◆ **TASK INSTRUCTIONS**
For the string "author", state how many lines of the data hold it. Give nothing besides the number.

◆ **LISTED ENTRIES**

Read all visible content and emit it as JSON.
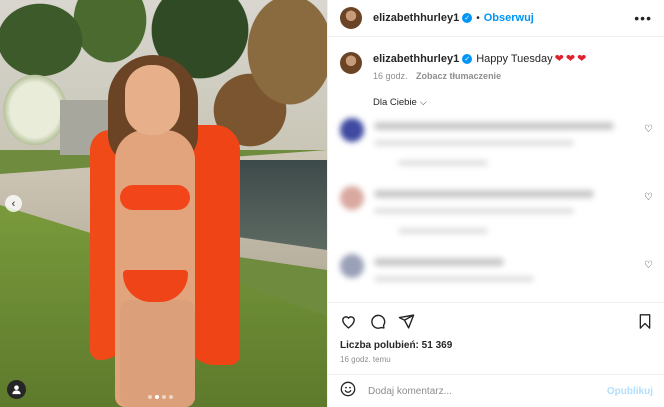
{
  "post": {
    "username": "elizabethhurley1",
    "follow_label": "Obserwuj",
    "separator": "•",
    "more_label": "•••",
    "caption_text": "Happy Tuesday",
    "caption_hearts": [
      "❤",
      "❤",
      "❤"
    ],
    "caption_age": "16 godz.",
    "translate_label": "Zobacz tłumaczenie",
    "filter_label": "Dla Ciebie",
    "likes_text": "Liczba polubień: 51 369",
    "time_text": "16 godz. temu",
    "comment_placeholder": "Dodaj komentarz...",
    "publish_label": "Opublikuj",
    "carousel": {
      "slides": 4,
      "active": 1
    }
  },
  "icons": {
    "prev": "chevron-left-icon",
    "tagged_user": "user-tag-icon",
    "verified": "verified-badge-icon",
    "more": "more-options-icon",
    "like": "heart-outline-icon",
    "comment": "comment-bubble-icon",
    "share": "paper-plane-icon",
    "save": "bookmark-icon",
    "emoji": "smiley-icon",
    "comment_like": "small-heart-icon"
  },
  "colors": {
    "accent": "#0095f6",
    "publish_disabled": "#b2dffc",
    "heart_red": "#e0212d",
    "muted": "#8e8e8e"
  }
}
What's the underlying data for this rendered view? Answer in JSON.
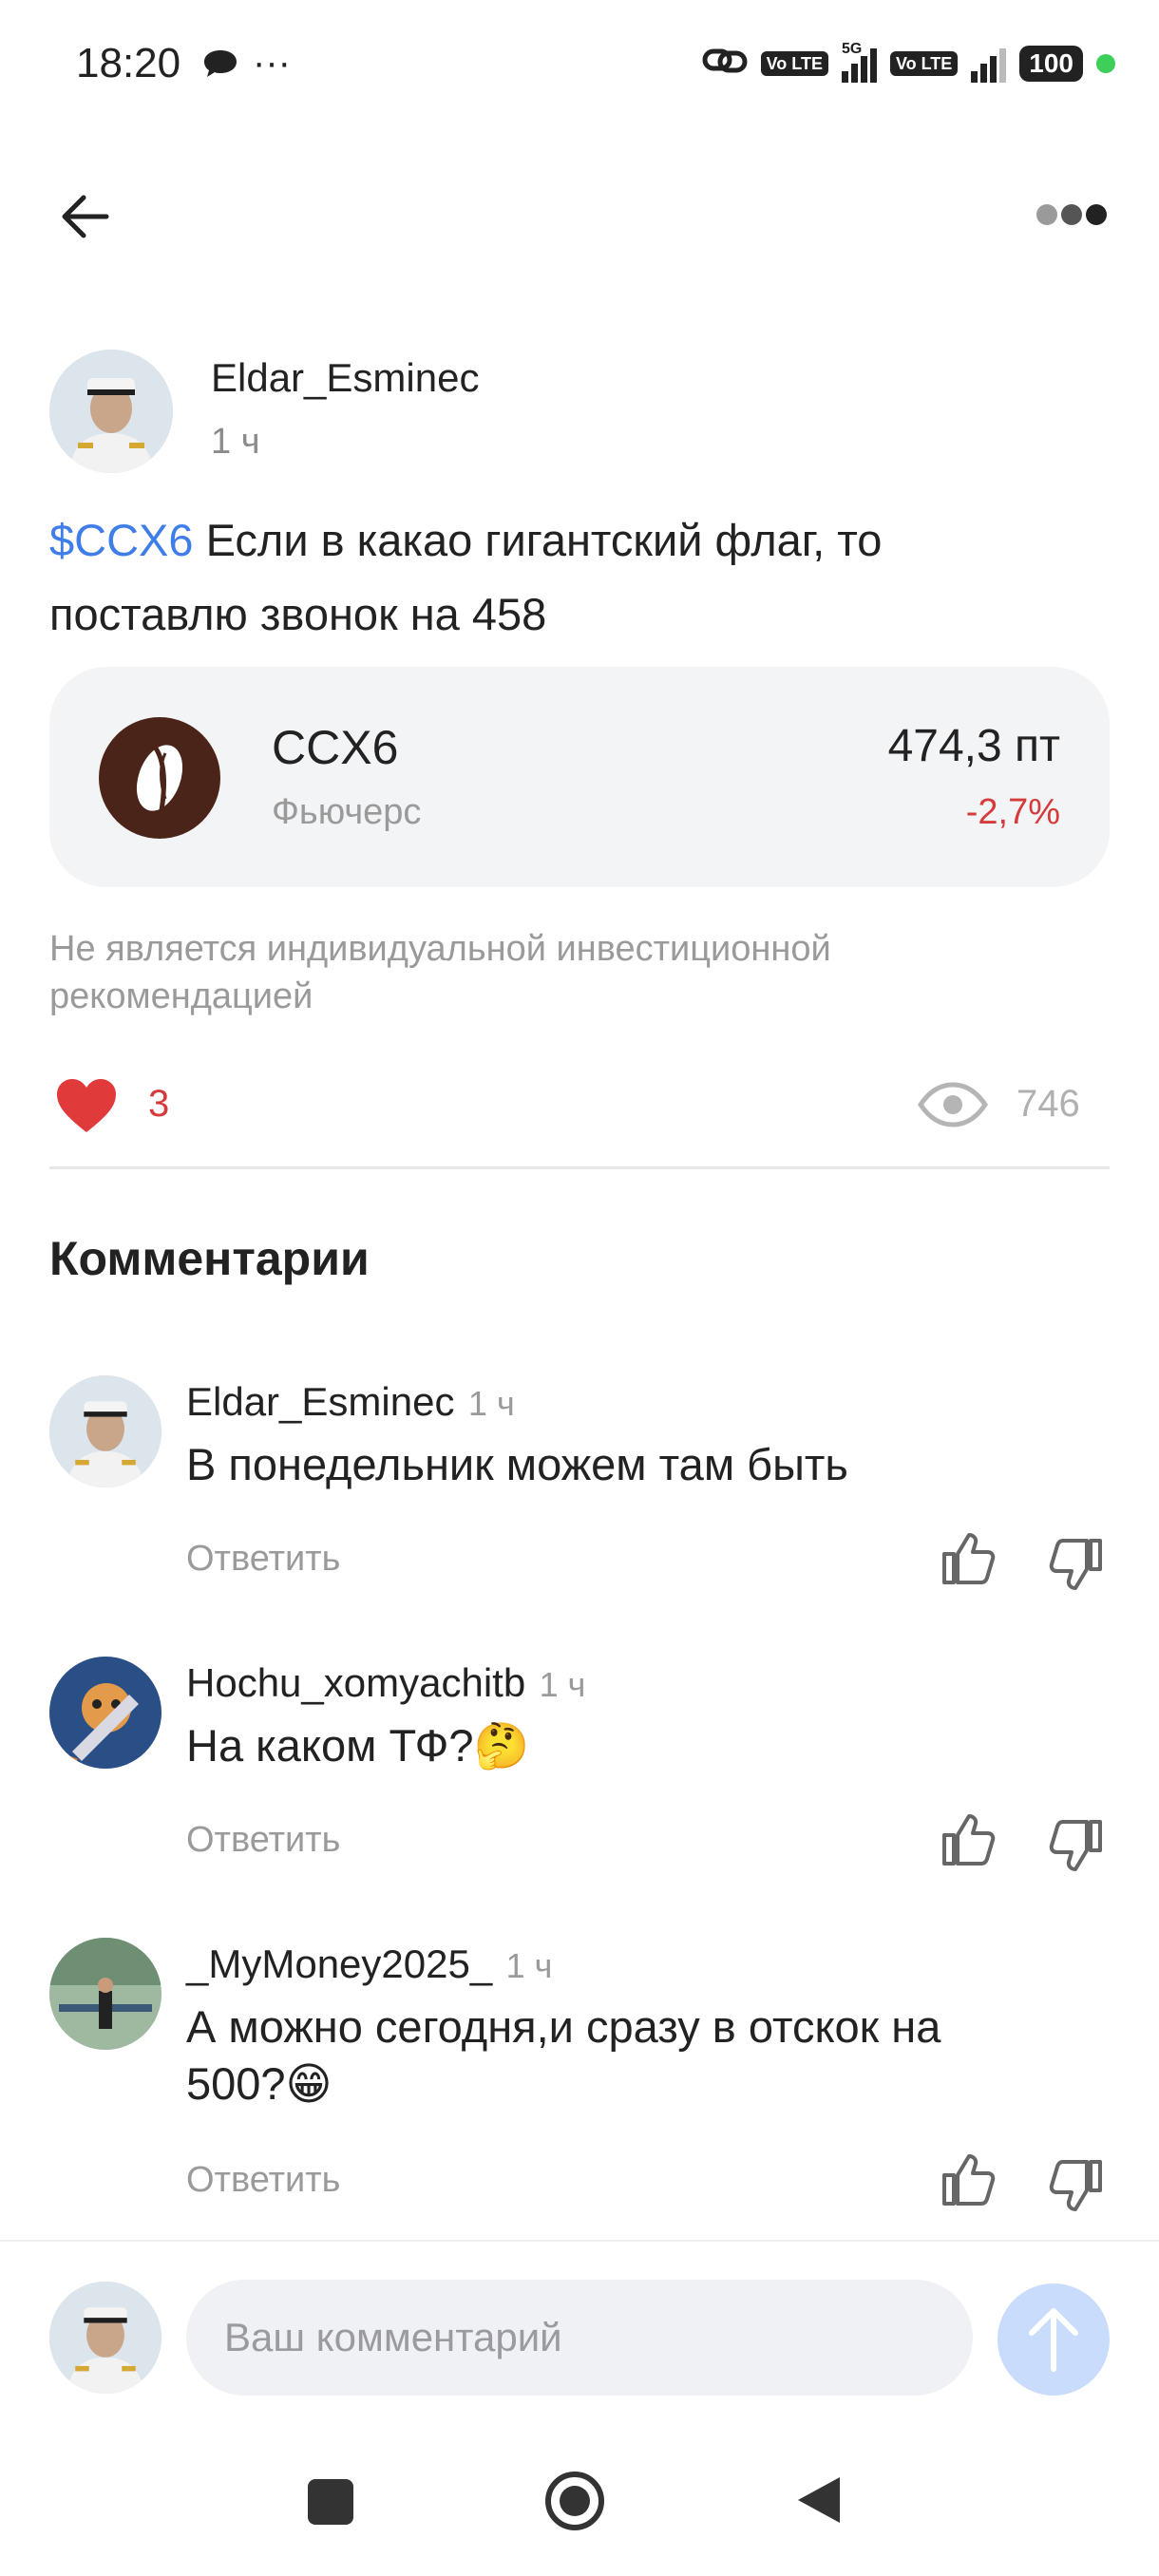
{
  "status_bar": {
    "time": "18:20",
    "icons": [
      "chat-bubble-icon",
      "more-dots-icon",
      "link-icon",
      "volte-icon",
      "signal-5g-icon",
      "volte-icon",
      "signal-icon"
    ],
    "network": "5G",
    "volte": "Vo LTE",
    "battery": "100",
    "more": "···"
  },
  "post": {
    "author": "Eldar_Esminec",
    "time": "1 ч",
    "ticker_tag": "$CCX6",
    "text_line1": " Если в какао гигантский флаг, то",
    "text_line2": "поставлю звонок на 458",
    "instrument": {
      "name": "CCX6",
      "type": "Фьючерс",
      "price": "474,3 пт",
      "change": "-2,7%"
    },
    "disclaimer": "Не является индивидуальной инвестиционной рекомендацией",
    "likes": "3",
    "views": "746"
  },
  "comments_title": "Комментарии",
  "comments": [
    {
      "author": "Eldar_Esminec",
      "time": "1 ч",
      "text": "В понедельник можем там быть",
      "reply_label": "Ответить"
    },
    {
      "author": "Hochu_xomyachitb",
      "time": "1 ч",
      "text": "На каком ТФ?🤔",
      "reply_label": "Ответить"
    },
    {
      "author": "_MyMoney2025_",
      "time": "1 ч",
      "text_line1": "А можно сегодня,и сразу в отскок на",
      "text_line2": "500?😁",
      "reply_label": "Ответить"
    }
  ],
  "comment_input": {
    "placeholder": "Ваш комментарий"
  },
  "colors": {
    "accent_link": "#3f7ee8",
    "negative": "#d63b3b",
    "send_button": "#c9dcfb"
  }
}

◆ **TASK OUTPUT**
4